WHAT YOU HAVE TO DO: A word-for-word copy of every entry below is required; the images do not belong in it.

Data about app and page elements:
━━━━━━━━━━━━━━━━━━━━

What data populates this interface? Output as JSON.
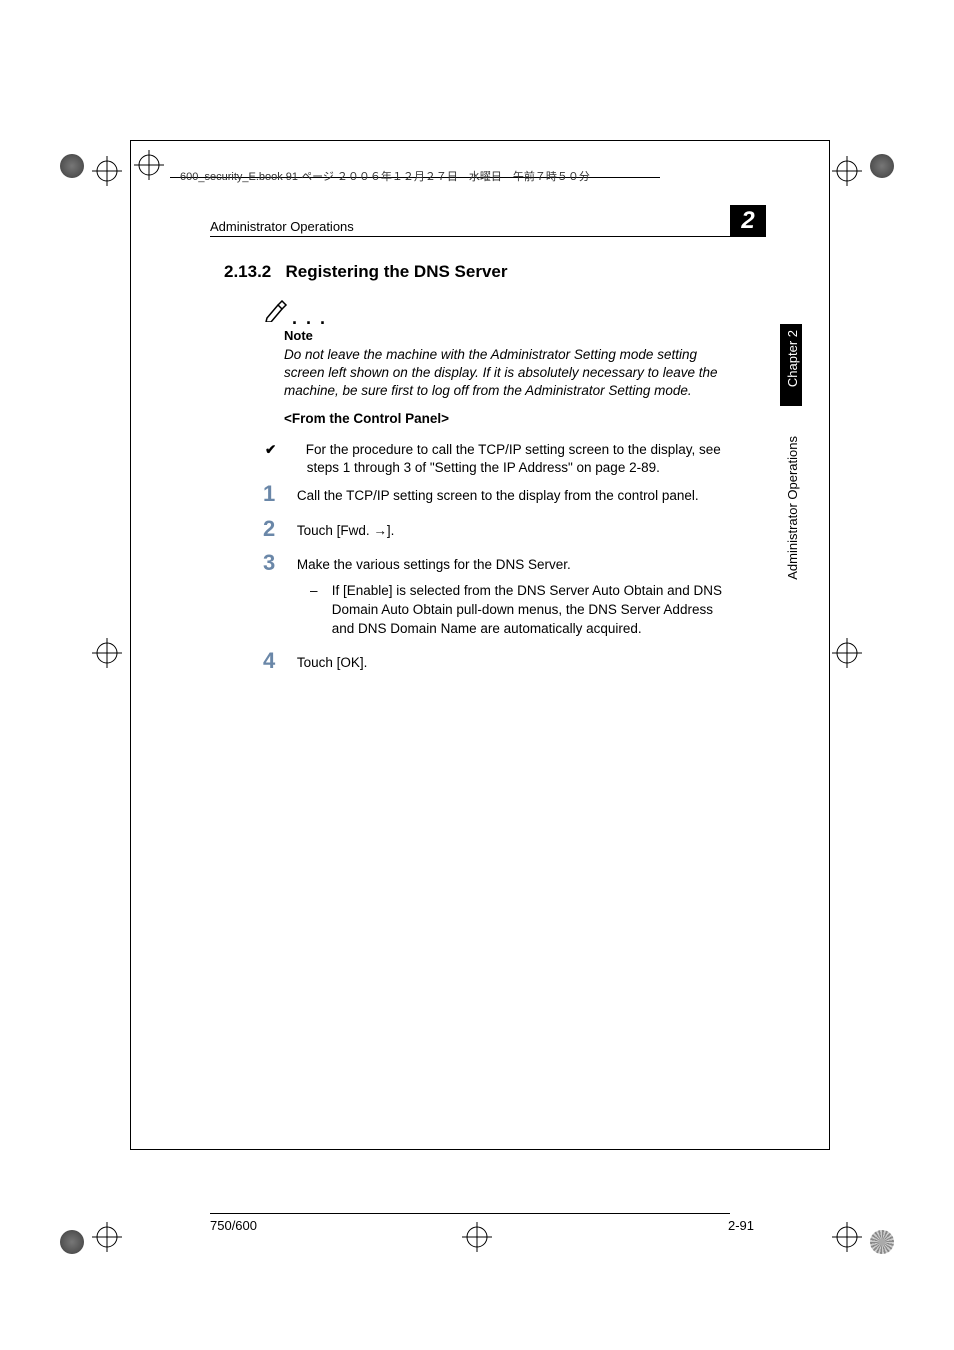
{
  "header_meta": "600_security_E.book  91 ページ  ２００６年１２月２７日　水曜日　午前７時５０分",
  "running_head": "Administrator Operations",
  "chapter_number": "2",
  "section": {
    "number": "2.13.2",
    "title": "Registering the DNS Server"
  },
  "note": {
    "label": "Note",
    "body": "Do not leave the machine with the Administrator Setting mode setting screen left shown on the display. If it is absolutely necessary to leave the machine, be sure first to log off from the Administrator Setting mode."
  },
  "subheading": "<From the Control Panel>",
  "check_item": "For the procedure to call the TCP/IP setting screen to the display, see steps 1 through 3 of \"Setting the IP Address\" on page 2-89.",
  "steps": [
    {
      "num": "1",
      "text": "Call the TCP/IP setting screen to the display from the control panel."
    },
    {
      "num": "2",
      "text": "Touch [Fwd. →]."
    },
    {
      "num": "3",
      "text": "Make the various settings for the DNS Server."
    },
    {
      "num": "4",
      "text": "Touch [OK]."
    }
  ],
  "sub_bullet": "If [Enable] is selected from the DNS Server Auto Obtain and DNS Domain Auto Obtain pull-down menus, the DNS Server Address and DNS Domain Name are automatically acquired.",
  "footer": {
    "left": "750/600",
    "right": "2-91"
  },
  "side": {
    "chapter": "Chapter 2",
    "section": "Administrator Operations"
  }
}
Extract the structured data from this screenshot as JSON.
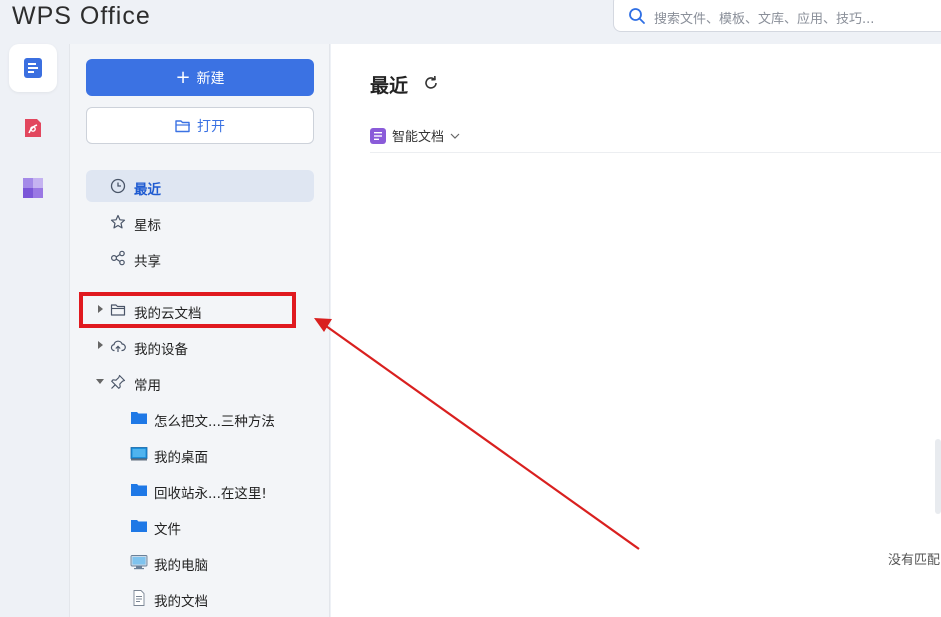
{
  "app": {
    "logo": "WPS Office"
  },
  "search": {
    "placeholder": "搜索文件、模板、文库、应用、技巧..."
  },
  "rail": {
    "items": [
      {
        "icon": "document-icon",
        "active": true
      },
      {
        "icon": "pdf-icon",
        "active": false
      },
      {
        "icon": "apps-icon",
        "active": false
      }
    ]
  },
  "sidebar": {
    "new_label": "新建",
    "open_label": "打开",
    "nav": [
      {
        "label": "最近",
        "icon": "clock-icon",
        "active": true
      },
      {
        "label": "星标",
        "icon": "star-icon",
        "active": false
      },
      {
        "label": "共享",
        "icon": "share-icon",
        "active": false
      }
    ],
    "tree": [
      {
        "label": "我的云文档",
        "icon": "folder-icon",
        "expanded": false
      },
      {
        "label": "我的设备",
        "icon": "cloud-upload-icon",
        "expanded": false
      },
      {
        "label": "常用",
        "icon": "pin-icon",
        "expanded": true
      }
    ],
    "common": [
      {
        "label": "怎么把文...三种方法",
        "icon": "folder-icon"
      },
      {
        "label": "我的桌面",
        "icon": "desktop-icon"
      },
      {
        "label": "回收站永...在这里!",
        "icon": "folder-icon"
      },
      {
        "label": "文件",
        "icon": "folder-icon"
      },
      {
        "label": "我的电脑",
        "icon": "computer-icon"
      },
      {
        "label": "我的文档",
        "icon": "document-file-icon"
      }
    ]
  },
  "main": {
    "title": "最近",
    "filter_label": "智能文档",
    "empty_text": "没有匹配"
  },
  "colors": {
    "accent": "#3b72e3",
    "annotation": "#e0191f",
    "smart_doc": "#8a5bd9"
  }
}
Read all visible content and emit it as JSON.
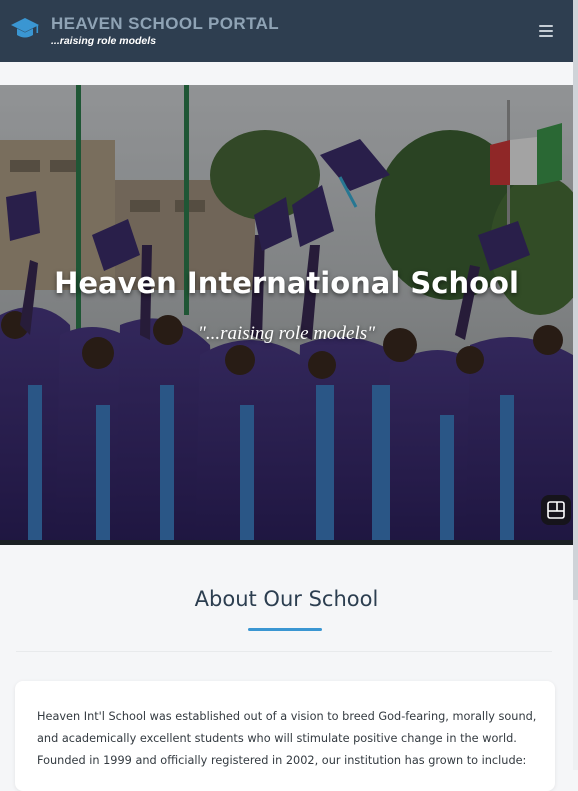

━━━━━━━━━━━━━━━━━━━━

WRITTEN RESPONSE:
What data populates this interface? Output as JSON.
{
  "header_meta": "600_security_E.book  91 ページ  ２００６年１２月２７日　水曜日　午前７時５０分",
  "running_head": "Administrator Operations",
  "chapter_number": "2",
  "section": {
    "number": "2.13.2",
    "title": "Registering the DNS Server"
  },
  "note": {
    "label": "Note",
    "body": "Do not leave the machine with the Administrator Setting mode setting screen left shown on the display. If it is absolutely necessary to leave the machine, be sure first to log off from the Administrator Setting mode."
  },
  "subheading": "<From the Control Panel>",
  "check_item": "For the procedure to call the TCP/IP setting screen to the display, see steps 1 through 3 of \"Setting the IP Address\" on page 2-89.",
  "steps": [
    {
      "num": "1",
      "text": "Call the TCP/IP setting screen to the display from the control panel."
    },
    {
      "num": "2",
      "text": "Touch [Fwd. →]."
    },
    {
      "num": "3",
      "text": "Make the various settings for the DNS Server."
    },
    {
      "num": "4",
      "text": "Touch [OK]."
    }
  ],
  "sub_bullet": "If [Enable] is selected from the DNS Server Auto Obtain and DNS Domain Auto Obtain pull-down menus, the DNS Server Address and DNS Domain Name are automatically acquired.",
  "footer": {
    "left": "750/600",
    "right": "2-91"
  },
  "side": {
    "chapter": "Chapter 2",
    "section": "Administrator Operations"
  }
}
Extract the structured data from this screenshot as JSON.
{
  "app": {
    "logo": "WPS Office"
  },
  "search": {
    "placeholder": "搜索文件、模板、文库、应用、技巧..."
  },
  "rail": {
    "items": [
      {
        "icon": "document-icon",
        "active": true
      },
      {
        "icon": "pdf-icon",
        "active": false
      },
      {
        "icon": "apps-icon",
        "active": false
      }
    ]
  },
  "sidebar": {
    "new_label": "新建",
    "open_label": "打开",
    "nav": [
      {
        "label": "最近",
        "icon": "clock-icon",
        "active": true
      },
      {
        "label": "星标",
        "icon": "star-icon",
        "active": false
      },
      {
        "label": "共享",
        "icon": "share-icon",
        "active": false
      }
    ],
    "tree": [
      {
        "label": "我的云文档",
        "icon": "folder-icon",
        "expanded": false
      },
      {
        "label": "我的设备",
        "icon": "cloud-upload-icon",
        "expanded": false
      },
      {
        "label": "常用",
        "icon": "pin-icon",
        "expanded": true
      }
    ],
    "common": [
      {
        "label": "怎么把文...三种方法",
        "icon": "folder-icon"
      },
      {
        "label": "我的桌面",
        "icon": "desktop-icon"
      },
      {
        "label": "回收站永...在这里!",
        "icon": "folder-icon"
      },
      {
        "label": "文件",
        "icon": "folder-icon"
      },
      {
        "label": "我的电脑",
        "icon": "computer-icon"
      },
      {
        "label": "我的文档",
        "icon": "document-file-icon"
      }
    ]
  },
  "main": {
    "title": "最近",
    "filter_label": "智能文档",
    "empty_text": "没有匹配"
  },
  "colors": {
    "accent": "#3b72e3",
    "annotation": "#e0191f",
    "smart_doc": "#8a5bd9"
  }
}
Read all visible content and emit it as JSON.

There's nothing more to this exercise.